HENDERSONVILLE, Tenn. (WTVF) — Sumner County Schools is facing a lawsuit alleging the district and the board of education failed to protect a 9-year-old girl from repeated sexual assault while at Burrus Elementary School.
The federal lawsuit says the young girl "Jane Doe" was sexually assaulted by another student, only referred to as "Sally Smith" in the school restroom, school playground and outside of the school.
Doe's parents met with Burrus Elementary School's principal, vice principal, a teacher and school counselor at the start of 2019 to report the abuse. The lawsuit says the parents asked for the school to keep Smith away from their daughter. The school responded by saying a safety plan would be put in place, but the family never received information on what that entails.
In February, Doe's parents asked the school for an official plan to be made to keep their daughter safe. The school said a the girls would be chaperoned whenever they were in the same place, including lunch, recess and the bathroom.
According to the lawsuit, despite the promise of a chaperone, Smith was still able to confront Doe and mock her for her parents' report of abuse. The lawsuit said in one instance, Smith cornered Doe and sexually assaulted her vengefully and violently.
Doe was showing visible and emotional signs of abuse, including nightmares and flashbacks, needing to sleep in her parents' room and inability to manage her emotions, the lawsuit said. Doe also missed school due to anxiety.
In March 2019, she was diagnosed with Post Traumatic Stress Disorder and sought counseling. Doe was placed on "home-bound instruction" for the remainder of the school year and received instruction twice a week for two to four-hour sessions.

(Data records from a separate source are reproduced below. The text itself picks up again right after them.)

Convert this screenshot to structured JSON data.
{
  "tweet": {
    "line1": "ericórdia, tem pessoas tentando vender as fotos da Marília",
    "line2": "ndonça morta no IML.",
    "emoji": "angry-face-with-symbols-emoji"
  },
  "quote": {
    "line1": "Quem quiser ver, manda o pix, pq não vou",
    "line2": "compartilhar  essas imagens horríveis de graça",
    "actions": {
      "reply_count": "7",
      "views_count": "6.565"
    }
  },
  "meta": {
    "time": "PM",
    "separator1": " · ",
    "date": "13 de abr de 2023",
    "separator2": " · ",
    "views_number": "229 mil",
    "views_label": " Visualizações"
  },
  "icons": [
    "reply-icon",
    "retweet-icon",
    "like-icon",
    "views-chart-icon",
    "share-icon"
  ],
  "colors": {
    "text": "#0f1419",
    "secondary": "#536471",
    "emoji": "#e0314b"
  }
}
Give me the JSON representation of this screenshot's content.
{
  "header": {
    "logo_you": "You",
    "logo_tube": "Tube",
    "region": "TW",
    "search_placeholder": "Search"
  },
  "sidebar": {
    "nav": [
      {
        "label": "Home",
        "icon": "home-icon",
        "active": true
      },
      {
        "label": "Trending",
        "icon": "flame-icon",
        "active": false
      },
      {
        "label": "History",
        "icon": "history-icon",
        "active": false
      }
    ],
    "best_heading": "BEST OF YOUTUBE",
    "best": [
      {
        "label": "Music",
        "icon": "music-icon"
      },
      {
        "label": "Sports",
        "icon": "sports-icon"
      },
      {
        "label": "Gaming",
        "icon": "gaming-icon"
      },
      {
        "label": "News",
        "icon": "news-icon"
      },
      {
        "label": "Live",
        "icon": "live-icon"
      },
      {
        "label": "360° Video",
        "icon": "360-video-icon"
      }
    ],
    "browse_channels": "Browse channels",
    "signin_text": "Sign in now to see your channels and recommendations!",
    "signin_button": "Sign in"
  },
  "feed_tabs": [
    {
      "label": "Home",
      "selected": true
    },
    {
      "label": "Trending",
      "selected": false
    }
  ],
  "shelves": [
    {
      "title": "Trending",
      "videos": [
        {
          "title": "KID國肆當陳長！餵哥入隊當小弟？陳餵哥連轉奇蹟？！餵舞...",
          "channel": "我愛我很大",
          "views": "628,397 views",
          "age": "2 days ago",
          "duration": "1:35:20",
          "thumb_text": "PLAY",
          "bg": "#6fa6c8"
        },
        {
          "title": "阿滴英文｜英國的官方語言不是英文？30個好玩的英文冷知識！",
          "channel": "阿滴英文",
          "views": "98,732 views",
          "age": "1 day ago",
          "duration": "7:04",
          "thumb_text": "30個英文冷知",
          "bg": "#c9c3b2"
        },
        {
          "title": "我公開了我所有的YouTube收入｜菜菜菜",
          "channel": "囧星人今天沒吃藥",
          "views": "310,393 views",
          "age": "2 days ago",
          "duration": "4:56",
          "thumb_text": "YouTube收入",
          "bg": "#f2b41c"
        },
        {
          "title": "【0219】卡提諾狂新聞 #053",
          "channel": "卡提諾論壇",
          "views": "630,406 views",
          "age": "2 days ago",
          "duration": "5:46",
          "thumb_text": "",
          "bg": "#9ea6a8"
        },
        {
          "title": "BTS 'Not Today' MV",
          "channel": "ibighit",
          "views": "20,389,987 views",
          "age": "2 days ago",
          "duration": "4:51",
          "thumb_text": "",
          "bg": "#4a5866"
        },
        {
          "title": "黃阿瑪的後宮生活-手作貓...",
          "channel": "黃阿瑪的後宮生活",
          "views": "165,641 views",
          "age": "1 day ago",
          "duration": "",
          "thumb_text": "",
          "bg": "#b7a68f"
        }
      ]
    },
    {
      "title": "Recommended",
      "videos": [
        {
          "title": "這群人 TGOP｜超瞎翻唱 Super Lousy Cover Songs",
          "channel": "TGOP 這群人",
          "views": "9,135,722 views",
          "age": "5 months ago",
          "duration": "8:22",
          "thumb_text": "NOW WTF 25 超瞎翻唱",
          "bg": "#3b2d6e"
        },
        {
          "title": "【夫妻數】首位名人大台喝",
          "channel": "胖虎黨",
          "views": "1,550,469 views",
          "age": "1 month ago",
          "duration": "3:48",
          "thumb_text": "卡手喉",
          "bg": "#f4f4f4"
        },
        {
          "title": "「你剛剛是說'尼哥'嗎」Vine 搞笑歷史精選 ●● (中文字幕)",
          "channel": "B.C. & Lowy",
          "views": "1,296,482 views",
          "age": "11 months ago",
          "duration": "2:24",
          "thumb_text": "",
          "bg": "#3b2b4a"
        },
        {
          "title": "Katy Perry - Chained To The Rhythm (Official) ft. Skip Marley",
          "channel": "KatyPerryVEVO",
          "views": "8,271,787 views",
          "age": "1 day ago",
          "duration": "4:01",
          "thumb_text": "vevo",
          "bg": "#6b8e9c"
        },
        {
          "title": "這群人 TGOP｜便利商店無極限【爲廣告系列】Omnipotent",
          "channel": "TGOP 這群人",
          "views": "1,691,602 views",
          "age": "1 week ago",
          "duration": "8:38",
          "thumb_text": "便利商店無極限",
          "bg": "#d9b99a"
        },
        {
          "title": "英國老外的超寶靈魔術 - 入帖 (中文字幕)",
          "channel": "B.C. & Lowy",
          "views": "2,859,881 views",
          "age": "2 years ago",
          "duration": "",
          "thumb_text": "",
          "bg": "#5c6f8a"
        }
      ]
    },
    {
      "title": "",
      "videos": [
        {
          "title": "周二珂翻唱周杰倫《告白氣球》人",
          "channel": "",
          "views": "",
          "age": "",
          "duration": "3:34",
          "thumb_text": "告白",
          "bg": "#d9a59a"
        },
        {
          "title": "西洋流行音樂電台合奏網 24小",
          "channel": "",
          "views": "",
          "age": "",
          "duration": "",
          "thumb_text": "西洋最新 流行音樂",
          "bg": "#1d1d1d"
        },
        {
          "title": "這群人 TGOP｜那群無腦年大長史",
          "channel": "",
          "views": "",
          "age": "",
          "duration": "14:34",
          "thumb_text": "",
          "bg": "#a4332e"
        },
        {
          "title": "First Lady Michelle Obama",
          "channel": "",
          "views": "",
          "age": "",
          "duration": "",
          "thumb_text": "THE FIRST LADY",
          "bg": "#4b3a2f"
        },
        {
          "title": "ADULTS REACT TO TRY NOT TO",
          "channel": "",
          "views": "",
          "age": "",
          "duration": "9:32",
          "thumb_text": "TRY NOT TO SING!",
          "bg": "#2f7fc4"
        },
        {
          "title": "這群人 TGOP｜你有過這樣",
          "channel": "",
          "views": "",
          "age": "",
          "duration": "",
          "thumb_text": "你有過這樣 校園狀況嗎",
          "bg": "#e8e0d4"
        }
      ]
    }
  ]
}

The lawsuit detailed Doe's parents' failed attempts to transfer their daughter to another elementary school within the district. This included submitting "out of zone" request for Beech Elementary, which was denied by the school's principal, and writing to the Sumner County School Board of Education and Director of Schools. Officials on the Board of Education suggested Doe's parents file a request with George Whitten Elementary and Madison Creek Elementary, which the lawsuit says both principals said a transfer was not possible.
Doe's parents felt the only option they had was to withdraw their daughter and enroll her in home-schooling, the lawsuit says.
Sumner County Schools is accused of deliberate indifference to Doe's rights and needs due to sexual harassment and sexual assault.
The district addressed the lawsuit in a statement made by its attorney Todd Presnell.
"The Sumner County Board of Education is aware, and disappointed, that this family filed a lawsuit. The Board categorically denies this family’s allegations. Because of the nature of the allegations and out of respect for the privacy of the involved families and students, the Board will not provide specific comments. Instead, the Board is prepared to defend the case and will respond more fully in court," the statement said.
The family is asking for compensatory damages from the district for violating Title IX, the Fourteenth Amendment and the Americans with Disabilities Act and the mental stress and anguish the girl suffered. They are also asking for payment of her private home-school education and costs of psychological services she received following the abuse.